“Give us this day our daily bread.” How many hundreds of times have we prayed those words? In the original Greek of the New Testament, there is a word in this petition that occurs ONLY in this phrase. And so scholars can’t say for sure if we are praying for bread “for today,” “for the coming day,” or “for the bread that is necessary for existence.” Whichever way you read it, it is not the language of security guaranteed by RRSPs, stock portfolios, and pension plans. Compared to what most people who have lived on this planet have had to live on, we live like nobility, far beyond the daily bread we pray for.
Jesus invites all of us to live into that spirit of generosity modeled for us today by the widow in the temple, who put her existence into God’s hands by giving all she had—not a tithe—not ten percent—but one hundred percent of her trust and her treasure. And also by the other widow in today’s readings, the widow of Zarephath, who shared, not her last coin, but her and her son’s last meal, in an act of sacrificial hospitality that ends with a note of resurrection. Jesus turns to widows and orphans, those with the least power and social position in the world of his time, to open our eyes to the values of God’s reign in the world.

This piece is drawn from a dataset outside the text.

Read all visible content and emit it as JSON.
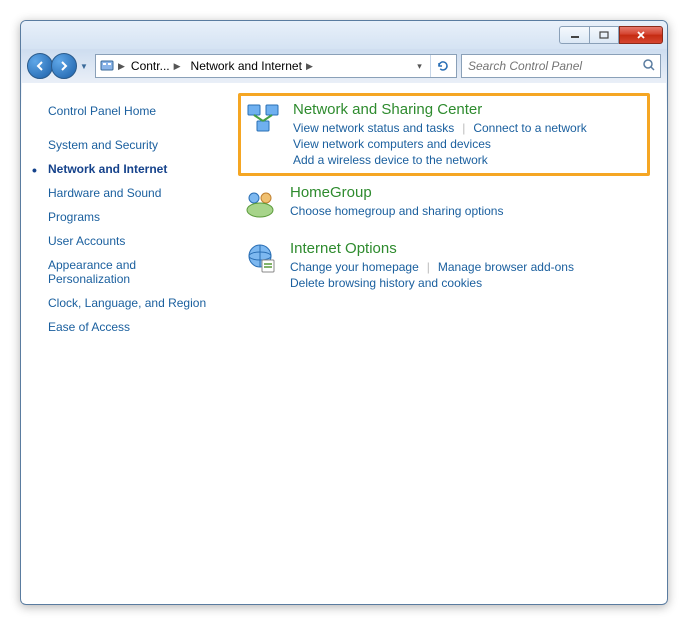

A couple weeks ago I wrote the last cheque for my share of my daughter’s university education. It was a great relief for two reasons. One, she is now earning a living for herself. And two, it means I will be able to increase my giving to others, including to Holy Trinity, and that feels very good. Everywhere I go, I run into people who comment on the remarkable things this parish community has accomplished. We all know that those accomplishments happened only because of enormous dedication, determination, and sacrifice. The giants on whose shoulders we stand have held the bar high, showing us that one can be both generous AND have enough left over, as in the miracle of the loaves and fishes. We are in the position to model outrageous generosity for the next generation, and in so doing, bring hope, light, and justice to children yet unborn.